When I was eleven years old and in sixth grade, my mom took me to an informational meeting at church regarding Boy Scouts of America. Attendees discussed the idea of organizing, or I should say reorganizing, a troop. The organization came to fruition, and I was blessed to take part until my eighteenth birthday, when I completed my Eagle Scout rank. My scout leaders taught me a great deal regarding citizenship, the outdoors, manhood, self-reliance, responsibility, and more.
The Scout Motto is “Be Prepared.” In the context of the Boy Scouts of America, the salient idea is to be prepared for whatever may happen, regardless of time and place. This motto has been a helpful mental companion in everything that I have endeavored to do in life. In the context of 1 Thessalonians 5, “Be Prepared” is even more important. The apostle Paul teaches about the return of the Lord and the necessity of being prepared for His return, as what follows is either everlasting bliss in heaven or unending misery in hell.
Like a Thief in the Night
While people are saying, “There is peace and security,” then sudden destruction will come upon them as labor pains come upon a pregnant woman, and they will not escape. (v. 3)
In the preceding verses, Paul expresses a desire that his readers not be ignorant regarding the return of the Lord, and he warns that Christ will return like a thief in the night. He then follows with the above illustration of a woman in labor pains. Paul’s point is that Jesus will return on a day that is unexpected. The thief breaks in at night under the assumption the occupants of the house will be sleeping. People say “peace and security” when they anticipate a calm and safe future. Labor often finds pregnant women unawares. Thus, will be the day of the Lord.
The church on earth has been consistently plagued through its history with people who claim to know the day and hour of Christ’s return. Jesus puts such bold claims to rest. “But concerning that day or that hour, no one knows, not even the angels in heaven, nor the Son, but only the Father” (Mark 13:32). When such charlatans appear, we wonder if they are motivated not by benevolence, to prepare people for the coming of the Lord, but rather by greed for money or lust for prestige.
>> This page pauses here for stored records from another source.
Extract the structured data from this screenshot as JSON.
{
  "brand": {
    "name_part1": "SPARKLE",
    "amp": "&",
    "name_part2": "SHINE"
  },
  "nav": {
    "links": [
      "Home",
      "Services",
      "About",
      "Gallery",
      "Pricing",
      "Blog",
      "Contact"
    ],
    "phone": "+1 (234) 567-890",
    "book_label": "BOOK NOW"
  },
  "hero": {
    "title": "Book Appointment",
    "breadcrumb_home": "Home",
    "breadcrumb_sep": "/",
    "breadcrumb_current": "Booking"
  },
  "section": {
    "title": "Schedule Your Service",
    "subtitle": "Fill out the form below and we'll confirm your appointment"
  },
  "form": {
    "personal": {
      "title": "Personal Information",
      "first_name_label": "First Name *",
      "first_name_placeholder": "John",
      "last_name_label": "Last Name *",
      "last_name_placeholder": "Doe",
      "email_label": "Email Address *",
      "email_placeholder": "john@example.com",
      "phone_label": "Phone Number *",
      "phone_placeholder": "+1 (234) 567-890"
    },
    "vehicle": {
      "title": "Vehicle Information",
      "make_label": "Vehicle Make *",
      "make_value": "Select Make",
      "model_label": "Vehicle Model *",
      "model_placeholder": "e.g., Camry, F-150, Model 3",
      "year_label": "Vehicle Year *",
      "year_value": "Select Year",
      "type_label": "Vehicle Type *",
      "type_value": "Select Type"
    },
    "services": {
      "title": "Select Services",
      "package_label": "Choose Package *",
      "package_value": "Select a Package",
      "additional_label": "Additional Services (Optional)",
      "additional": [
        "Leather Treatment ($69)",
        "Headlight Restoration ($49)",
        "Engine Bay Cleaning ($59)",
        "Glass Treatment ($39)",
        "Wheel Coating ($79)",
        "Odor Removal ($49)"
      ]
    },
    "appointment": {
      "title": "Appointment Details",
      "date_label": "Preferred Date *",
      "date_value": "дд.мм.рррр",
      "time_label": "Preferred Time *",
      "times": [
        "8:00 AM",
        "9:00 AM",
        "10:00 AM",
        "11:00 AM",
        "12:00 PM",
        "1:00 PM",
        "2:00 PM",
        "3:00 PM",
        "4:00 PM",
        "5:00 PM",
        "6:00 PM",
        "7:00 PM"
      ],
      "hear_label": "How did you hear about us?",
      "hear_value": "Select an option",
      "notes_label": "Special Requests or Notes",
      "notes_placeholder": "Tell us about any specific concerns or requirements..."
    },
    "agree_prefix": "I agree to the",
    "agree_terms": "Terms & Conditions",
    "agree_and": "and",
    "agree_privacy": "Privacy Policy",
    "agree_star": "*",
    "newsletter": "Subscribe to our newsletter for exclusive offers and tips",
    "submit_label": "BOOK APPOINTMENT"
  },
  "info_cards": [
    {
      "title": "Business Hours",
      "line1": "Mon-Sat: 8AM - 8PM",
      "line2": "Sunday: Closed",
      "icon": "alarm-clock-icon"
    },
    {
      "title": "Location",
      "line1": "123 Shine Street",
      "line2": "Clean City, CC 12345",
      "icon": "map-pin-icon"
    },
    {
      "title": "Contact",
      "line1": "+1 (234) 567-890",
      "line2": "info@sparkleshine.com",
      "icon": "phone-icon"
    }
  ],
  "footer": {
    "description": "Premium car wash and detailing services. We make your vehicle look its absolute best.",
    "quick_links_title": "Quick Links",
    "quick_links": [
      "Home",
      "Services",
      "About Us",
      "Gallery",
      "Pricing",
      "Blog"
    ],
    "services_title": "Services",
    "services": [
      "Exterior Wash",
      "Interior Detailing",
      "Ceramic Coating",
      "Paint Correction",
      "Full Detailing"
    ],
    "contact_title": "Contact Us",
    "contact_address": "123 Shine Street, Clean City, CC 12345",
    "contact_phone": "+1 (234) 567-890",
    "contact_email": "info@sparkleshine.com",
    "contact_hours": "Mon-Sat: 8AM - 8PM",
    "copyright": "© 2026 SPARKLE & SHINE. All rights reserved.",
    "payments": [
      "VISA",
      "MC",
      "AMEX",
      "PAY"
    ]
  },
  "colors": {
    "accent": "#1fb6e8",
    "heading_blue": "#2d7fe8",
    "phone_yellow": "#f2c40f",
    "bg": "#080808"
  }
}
Either way, we must be on our guard against them.
Awake and Sober
But since we belong to the day, let us be sober, having put on the breastplate of faith and love, and for a helmet the hope of salvation. (v. 8)
The apostle goes on to explain that Christians are children of the light and day, not of darkness and the night. Christians are so, thanks to the Holy Spirit’s work in the Gospel of Jesus Christ, our Lord and Savior. The Bible explains that as unbelievers we are blind, dead, and enemies of God. Those who don’t trust in Jesus Christ for salvation aren’t looking for His return, and they will be caught off guard, as those walking in the darkness of the night. Now that God has made us His children of the day and light, we are to be sober. Ultimately, it is God’s Holy Spirit who keeps Christians sober, using the means He used to make us Christians, the Word and Sacraments. We are to avail ourselves of these means: attending worship, receiving Holy Communion, reading devotions, having prayer.
Notice what Paul uses to illustrate this idea: a breastplate of faith and love, and a helmet of the hope of salvation. For the warrior, these items protect the vital organs in battle, most especially the heart and brain. For Christians, we understand this to mean that God desires to protect our heart and mind from false teaching which would lead us away from faith in Jesus Christ. It is through faith, a work of the Holy Spirit, that we receive the gifts of Jesus’ cross and empty tomb—namely, forgiveness of sins and life everlasting.
Destined Not for Wrath but, Instead, for Salvation
... who died for us so that whether we are awake or asleep we might live with Him. Therefore encourage one another and build one another up, just as you are doing. (vv. 10–11)
In the first nine verses, Paul explains that God has destined his readers not for wrath but, instead, for salvation. This destiny of heavenly salvation is certain for all those who trust in Jesus Christ. Paul then uses “awake” and “asleep” in two different senses to bring assurance to his readers. In the first sense, the apostle is teaching that Christians belong to the Lord whether it is day or night, whether they are awake or asleep. In the second sense, Paul is pointing to Christians who are alive physically on the earth and those who have died in the Lord. This notion is like what we confess in the Second Article of the Apostles’ Creed: From thence He will come to judge the living and the dead.
As Paul exhorts Christians to be awake and sober, to “Be Prepared” as goes the Boy Scout Motto, for His return, we are comforted to know that we are prepared for the Lord’s second coming because the Holy Spirit has prepared us.